A faithful copy of the whole listing is required, with nothing left out.

---+---

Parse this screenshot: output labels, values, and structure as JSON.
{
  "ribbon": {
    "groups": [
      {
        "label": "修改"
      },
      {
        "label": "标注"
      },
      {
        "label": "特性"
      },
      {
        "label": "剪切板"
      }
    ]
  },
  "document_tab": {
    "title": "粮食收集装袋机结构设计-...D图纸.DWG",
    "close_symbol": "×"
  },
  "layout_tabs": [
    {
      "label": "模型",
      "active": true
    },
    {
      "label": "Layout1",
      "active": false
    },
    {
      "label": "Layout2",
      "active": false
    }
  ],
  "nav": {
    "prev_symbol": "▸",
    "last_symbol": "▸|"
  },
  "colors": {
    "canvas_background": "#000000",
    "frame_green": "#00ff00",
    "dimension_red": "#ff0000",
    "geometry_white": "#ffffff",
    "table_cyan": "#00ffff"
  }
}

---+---

__Result of this task__:
Parse this screenshot: output labels, values, and structure as JSON.
{
  "ribbon": {
    "groups": [
      {
        "label": "修改"
      },
      {
        "label": "标注"
      },
      {
        "label": "特性"
      },
      {
        "label": "剪切板"
      }
    ]
  },
  "document_tab": {
    "title": "粮食收集装袋机结构设计-...D图纸.DWG",
    "close_symbol": "×"
  },
  "layout_tabs": [
    {
      "label": "模型",
      "active": true
    },
    {
      "label": "Layout1",
      "active": false
    },
    {
      "label": "Layout2",
      "active": false
    }
  ],
  "nav": {
    "prev_symbol": "▸",
    "last_symbol": "▸|"
  },
  "colors": {
    "canvas_background": "#000000",
    "frame_green": "#00ff00",
    "dimension_red": "#ff0000",
    "geometry_white": "#ffffff",
    "table_cyan": "#00ffff"
  }
}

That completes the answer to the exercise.